Eventually, I managed to grab a seat next to her, and we began to talk. I was quickly struck by how strong her faith in God truly was. As a pastor, I knew at that moment where her resolve came from. She wrote in her book Quiet Strength that her belief in God developed early in life.
“Every day before supper and before we went to services on Sundays my grandmother would read the Bible to me, and my grandfather would pray,” wrote Parks. “We even had devotions before going to pick cotton in the fields.”
“Prayer and the Bible,” she recalled, “became a part of my everyday thoughts and beliefs. I learned to put my trust in God and to seek Him as my strength.” Rosa Parks loved and followed Jesus Christ and no doubt that helped her to have the courage she needed when she had to have it. It has been said, “Character is not made in crisis—it is only revealed.” I believe this is exactly what happened when Mrs. Parks refused to give up her seat. We chatted for a while, and I asked her about that day in 1955, and she told me her story.
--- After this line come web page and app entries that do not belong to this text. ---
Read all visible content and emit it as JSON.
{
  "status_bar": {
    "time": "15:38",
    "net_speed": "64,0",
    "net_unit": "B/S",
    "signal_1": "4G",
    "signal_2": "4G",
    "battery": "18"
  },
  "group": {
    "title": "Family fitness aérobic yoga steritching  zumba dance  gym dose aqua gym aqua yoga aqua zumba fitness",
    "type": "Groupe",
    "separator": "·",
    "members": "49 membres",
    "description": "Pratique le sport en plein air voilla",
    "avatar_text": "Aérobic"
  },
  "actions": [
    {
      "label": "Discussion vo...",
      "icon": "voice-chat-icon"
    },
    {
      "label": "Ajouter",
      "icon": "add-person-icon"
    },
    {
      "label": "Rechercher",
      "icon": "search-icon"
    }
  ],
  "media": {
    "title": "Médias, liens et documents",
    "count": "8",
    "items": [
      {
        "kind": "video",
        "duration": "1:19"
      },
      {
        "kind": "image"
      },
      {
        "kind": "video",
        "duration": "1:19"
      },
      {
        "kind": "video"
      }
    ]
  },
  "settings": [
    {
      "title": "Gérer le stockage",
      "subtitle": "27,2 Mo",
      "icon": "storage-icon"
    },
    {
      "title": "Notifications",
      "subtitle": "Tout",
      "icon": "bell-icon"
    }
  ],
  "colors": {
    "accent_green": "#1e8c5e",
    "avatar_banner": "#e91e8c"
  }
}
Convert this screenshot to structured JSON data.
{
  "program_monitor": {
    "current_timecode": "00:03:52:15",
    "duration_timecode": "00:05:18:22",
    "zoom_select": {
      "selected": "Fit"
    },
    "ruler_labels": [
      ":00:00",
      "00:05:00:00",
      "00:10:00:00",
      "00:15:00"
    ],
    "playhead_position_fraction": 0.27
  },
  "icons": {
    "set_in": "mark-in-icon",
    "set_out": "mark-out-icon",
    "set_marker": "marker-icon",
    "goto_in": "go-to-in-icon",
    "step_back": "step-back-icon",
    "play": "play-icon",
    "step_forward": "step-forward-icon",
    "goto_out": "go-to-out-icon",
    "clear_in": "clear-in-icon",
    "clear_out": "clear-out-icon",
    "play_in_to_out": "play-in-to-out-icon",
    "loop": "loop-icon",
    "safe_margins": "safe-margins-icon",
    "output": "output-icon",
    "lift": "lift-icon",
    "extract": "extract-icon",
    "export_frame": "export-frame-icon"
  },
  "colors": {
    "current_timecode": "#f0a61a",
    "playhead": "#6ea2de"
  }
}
It was like I crawled right inside of history for a moment, and it left an impression on my life that I have often drawn from in moments of brokenness in our American life.
Rosa has been in Heaven for a while now but the legacy she left cries out to us today. Especially in light of Charlottesville, it calls us to a moment of self-reflection for our nation. It calls us to remember the grave mistakes of our past and to renew our commitment to never allow such injustice to fester again. It calls white leaders like myself toward a kind of empathy that’s nearly impossible to experience.
In moments of conflict and division, we must stop to remember lessons from the past and be inspired by those who’ve shown us a better way. Like Rosa Parks, followers of Jesus Christ must draw upon his desire to reconcile the world unto himself and to make us “ambassadors of reconciliation.”
This last weekend, over 90,000 people of all ages and races gathered at Angel stadium in Southern California for three nights of meetings calling our nation to faith in God and love for one another.
Over 35,000 of us prayed on Sunday night for our fractured nation to be healed. And many of these people made a commitment to follow Jesus Christ.
First, we need to be reconciled to God.
Then, we can be reconciled with each other.
Politics and the press cannot heal our nation. Only faith can do that.
Pastor Greg Laurie serves as the senior pastor of Harvest Christian Fellowship in Riverside, California, one of the largest churches in America; is the author of more than 70 books; hosts the nationally syndicated radio broadcast, A New Beginning; and is the founder of Harvest Crusades, a large-scale evangelistic ministry whose next event, Harvest America, will be held June 11 in Phoenix at the University of Phoenix Stadium and broadcast live nationwide. His next book “Steve McQueen: The Salvation of an American Icon” releases on June 13.